» WHAT TO PRODUCE:
Copy out the lines of the material that include the string "JSON".

___

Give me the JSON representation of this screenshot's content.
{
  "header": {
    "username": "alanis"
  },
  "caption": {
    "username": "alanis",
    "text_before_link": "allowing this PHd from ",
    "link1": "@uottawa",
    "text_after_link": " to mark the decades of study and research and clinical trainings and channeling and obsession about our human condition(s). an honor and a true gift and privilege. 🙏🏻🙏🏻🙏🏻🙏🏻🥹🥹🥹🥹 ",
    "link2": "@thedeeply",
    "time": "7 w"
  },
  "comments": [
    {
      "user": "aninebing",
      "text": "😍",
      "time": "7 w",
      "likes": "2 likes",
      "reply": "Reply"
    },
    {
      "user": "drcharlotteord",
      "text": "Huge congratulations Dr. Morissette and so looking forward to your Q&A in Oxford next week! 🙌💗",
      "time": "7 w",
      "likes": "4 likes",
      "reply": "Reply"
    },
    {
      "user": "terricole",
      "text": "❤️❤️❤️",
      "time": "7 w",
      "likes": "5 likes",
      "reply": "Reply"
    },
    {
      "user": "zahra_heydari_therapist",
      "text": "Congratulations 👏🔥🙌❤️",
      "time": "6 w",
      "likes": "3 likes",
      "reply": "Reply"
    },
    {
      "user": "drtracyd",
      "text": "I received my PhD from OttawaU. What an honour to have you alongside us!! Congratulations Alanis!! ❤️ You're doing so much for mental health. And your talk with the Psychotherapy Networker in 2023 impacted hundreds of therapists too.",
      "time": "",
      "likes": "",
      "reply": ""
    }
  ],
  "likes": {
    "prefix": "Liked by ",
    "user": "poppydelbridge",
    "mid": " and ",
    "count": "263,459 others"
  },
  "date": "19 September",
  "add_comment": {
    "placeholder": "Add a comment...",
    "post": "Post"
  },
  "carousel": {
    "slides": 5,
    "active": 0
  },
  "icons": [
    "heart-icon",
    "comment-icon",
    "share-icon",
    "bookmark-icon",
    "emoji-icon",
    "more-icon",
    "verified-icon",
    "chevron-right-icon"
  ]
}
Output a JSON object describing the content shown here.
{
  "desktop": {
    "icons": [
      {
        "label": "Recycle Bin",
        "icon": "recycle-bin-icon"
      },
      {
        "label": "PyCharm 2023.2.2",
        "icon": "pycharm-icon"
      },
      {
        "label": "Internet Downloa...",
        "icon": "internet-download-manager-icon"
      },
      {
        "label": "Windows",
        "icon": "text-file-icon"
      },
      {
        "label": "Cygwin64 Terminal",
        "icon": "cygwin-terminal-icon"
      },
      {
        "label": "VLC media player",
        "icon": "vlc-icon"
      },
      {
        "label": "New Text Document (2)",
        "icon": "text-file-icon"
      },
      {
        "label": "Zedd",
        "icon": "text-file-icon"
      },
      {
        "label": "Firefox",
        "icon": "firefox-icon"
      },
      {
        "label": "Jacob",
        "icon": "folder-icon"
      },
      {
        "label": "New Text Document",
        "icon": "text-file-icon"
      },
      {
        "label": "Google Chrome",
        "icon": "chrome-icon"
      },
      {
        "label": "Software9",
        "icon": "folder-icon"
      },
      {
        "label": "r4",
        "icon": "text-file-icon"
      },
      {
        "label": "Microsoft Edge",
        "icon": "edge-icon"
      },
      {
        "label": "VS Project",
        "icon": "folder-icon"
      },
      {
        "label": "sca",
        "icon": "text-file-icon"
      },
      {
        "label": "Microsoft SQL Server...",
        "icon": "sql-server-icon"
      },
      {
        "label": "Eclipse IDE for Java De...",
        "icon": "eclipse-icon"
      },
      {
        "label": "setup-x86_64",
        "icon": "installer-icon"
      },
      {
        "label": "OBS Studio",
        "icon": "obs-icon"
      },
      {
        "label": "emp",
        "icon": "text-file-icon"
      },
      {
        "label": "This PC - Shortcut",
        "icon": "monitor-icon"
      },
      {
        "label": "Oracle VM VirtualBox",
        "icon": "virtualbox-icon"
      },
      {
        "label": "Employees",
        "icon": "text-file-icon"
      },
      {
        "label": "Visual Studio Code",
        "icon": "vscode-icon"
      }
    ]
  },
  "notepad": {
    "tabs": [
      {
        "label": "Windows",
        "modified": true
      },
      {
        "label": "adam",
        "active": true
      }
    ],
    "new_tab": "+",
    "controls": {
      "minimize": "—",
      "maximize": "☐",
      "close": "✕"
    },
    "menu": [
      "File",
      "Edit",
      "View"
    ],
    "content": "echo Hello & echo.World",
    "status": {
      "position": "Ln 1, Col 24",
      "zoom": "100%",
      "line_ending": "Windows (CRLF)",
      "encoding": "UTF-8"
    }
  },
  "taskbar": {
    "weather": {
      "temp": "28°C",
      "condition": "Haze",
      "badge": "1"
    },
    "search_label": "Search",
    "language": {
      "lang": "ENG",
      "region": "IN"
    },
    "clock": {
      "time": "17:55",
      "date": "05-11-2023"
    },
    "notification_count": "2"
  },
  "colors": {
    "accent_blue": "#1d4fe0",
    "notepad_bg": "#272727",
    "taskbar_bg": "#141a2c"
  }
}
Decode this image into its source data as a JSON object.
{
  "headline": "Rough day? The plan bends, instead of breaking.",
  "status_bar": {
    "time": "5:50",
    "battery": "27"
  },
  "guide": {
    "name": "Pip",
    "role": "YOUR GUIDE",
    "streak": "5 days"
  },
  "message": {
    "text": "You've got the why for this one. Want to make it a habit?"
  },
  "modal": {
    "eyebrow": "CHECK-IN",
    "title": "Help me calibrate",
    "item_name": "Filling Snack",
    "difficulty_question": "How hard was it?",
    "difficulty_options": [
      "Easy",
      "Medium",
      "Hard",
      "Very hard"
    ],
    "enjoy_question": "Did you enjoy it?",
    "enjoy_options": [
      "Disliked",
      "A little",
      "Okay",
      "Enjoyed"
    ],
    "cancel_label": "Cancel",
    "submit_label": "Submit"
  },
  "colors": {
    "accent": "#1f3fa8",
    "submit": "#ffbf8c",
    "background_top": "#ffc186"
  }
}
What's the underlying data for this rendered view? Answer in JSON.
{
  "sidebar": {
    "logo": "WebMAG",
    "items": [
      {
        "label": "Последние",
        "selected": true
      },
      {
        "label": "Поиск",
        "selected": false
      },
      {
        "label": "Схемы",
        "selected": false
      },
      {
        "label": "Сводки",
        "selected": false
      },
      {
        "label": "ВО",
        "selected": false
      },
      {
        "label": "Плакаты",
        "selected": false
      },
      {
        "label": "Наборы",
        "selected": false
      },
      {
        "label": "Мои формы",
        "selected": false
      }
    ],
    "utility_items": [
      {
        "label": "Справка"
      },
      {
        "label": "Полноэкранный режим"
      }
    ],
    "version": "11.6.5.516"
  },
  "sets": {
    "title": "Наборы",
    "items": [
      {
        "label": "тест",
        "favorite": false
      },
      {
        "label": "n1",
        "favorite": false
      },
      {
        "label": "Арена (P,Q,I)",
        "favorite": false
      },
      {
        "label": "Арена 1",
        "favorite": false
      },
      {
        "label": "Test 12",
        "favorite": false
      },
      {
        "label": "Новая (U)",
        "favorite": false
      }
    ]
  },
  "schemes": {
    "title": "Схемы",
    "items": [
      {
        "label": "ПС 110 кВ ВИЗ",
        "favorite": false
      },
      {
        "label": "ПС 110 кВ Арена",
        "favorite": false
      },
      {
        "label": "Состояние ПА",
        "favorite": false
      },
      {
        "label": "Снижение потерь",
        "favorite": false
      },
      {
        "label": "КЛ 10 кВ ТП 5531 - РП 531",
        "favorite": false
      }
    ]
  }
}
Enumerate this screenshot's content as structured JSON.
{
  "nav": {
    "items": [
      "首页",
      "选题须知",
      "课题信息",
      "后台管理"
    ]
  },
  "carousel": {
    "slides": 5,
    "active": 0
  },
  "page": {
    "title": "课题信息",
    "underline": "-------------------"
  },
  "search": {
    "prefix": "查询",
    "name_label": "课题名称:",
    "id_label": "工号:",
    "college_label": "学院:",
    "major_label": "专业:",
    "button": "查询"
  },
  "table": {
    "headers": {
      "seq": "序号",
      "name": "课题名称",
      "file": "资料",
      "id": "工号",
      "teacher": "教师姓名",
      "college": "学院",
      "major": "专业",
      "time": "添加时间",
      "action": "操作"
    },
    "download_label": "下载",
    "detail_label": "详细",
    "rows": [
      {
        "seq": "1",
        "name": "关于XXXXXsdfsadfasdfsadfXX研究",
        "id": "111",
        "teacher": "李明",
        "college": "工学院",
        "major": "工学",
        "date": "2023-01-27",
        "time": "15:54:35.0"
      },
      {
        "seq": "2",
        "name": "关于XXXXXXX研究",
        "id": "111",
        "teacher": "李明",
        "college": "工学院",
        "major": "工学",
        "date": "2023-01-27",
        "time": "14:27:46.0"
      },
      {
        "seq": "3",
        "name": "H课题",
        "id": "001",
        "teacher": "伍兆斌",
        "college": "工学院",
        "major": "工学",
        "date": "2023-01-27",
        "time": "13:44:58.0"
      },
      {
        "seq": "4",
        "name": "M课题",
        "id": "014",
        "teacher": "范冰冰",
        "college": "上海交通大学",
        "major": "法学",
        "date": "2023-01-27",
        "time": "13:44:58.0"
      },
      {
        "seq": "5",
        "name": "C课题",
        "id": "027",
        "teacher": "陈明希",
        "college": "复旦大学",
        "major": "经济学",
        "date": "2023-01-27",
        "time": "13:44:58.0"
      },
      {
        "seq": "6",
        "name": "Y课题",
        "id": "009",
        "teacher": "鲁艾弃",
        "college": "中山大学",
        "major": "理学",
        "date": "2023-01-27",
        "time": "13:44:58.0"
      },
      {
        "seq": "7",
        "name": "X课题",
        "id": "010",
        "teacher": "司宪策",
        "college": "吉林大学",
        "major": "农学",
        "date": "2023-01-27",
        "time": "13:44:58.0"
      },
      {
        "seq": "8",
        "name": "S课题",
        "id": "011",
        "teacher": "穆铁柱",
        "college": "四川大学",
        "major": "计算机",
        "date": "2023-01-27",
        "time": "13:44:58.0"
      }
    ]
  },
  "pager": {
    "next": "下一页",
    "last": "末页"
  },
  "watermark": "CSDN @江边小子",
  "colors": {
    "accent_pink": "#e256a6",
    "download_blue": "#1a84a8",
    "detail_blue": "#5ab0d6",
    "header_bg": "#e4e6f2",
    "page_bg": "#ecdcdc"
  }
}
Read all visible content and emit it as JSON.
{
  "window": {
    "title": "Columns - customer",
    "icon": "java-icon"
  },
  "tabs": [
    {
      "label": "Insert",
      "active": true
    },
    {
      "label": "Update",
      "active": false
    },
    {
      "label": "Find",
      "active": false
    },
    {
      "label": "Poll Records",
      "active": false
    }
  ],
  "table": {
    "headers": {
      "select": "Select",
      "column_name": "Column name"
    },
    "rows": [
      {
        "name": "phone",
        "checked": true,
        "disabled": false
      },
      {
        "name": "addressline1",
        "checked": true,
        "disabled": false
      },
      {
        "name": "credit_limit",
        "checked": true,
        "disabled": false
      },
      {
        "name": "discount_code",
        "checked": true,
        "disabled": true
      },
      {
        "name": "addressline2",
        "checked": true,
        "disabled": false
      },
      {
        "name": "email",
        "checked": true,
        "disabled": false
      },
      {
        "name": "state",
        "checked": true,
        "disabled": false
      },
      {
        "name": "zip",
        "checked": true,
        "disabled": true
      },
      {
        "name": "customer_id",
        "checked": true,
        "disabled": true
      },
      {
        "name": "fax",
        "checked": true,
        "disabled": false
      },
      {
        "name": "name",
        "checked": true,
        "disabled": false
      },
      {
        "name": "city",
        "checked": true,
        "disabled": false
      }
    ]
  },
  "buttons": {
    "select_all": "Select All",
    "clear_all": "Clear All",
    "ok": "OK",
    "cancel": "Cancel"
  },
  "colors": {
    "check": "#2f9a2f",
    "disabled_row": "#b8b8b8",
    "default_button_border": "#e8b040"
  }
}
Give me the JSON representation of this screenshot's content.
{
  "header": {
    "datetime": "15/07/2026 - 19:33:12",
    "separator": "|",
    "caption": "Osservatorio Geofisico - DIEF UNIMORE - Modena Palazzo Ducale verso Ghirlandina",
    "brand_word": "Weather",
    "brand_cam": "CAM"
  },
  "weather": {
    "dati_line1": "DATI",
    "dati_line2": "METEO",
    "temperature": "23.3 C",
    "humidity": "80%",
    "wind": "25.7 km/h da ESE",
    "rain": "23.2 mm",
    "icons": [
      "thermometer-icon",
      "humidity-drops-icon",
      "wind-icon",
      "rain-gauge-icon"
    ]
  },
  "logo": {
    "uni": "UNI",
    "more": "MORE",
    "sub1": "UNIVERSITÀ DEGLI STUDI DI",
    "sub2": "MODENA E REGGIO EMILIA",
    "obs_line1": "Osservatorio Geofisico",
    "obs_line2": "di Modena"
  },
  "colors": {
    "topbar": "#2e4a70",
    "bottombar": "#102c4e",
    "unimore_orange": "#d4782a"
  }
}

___

» RESULT OF THE TASK:
Give me the JSON representation of this screenshot's content.
Output a JSON object describing the content shown here.
Decode this image into its source data as a JSON object.
What's the underlying data for this rendered view? Answer in JSON.
Enumerate this screenshot's content as structured JSON.
Read all visible content and emit it as JSON.
Give me the JSON representation of this screenshot's content.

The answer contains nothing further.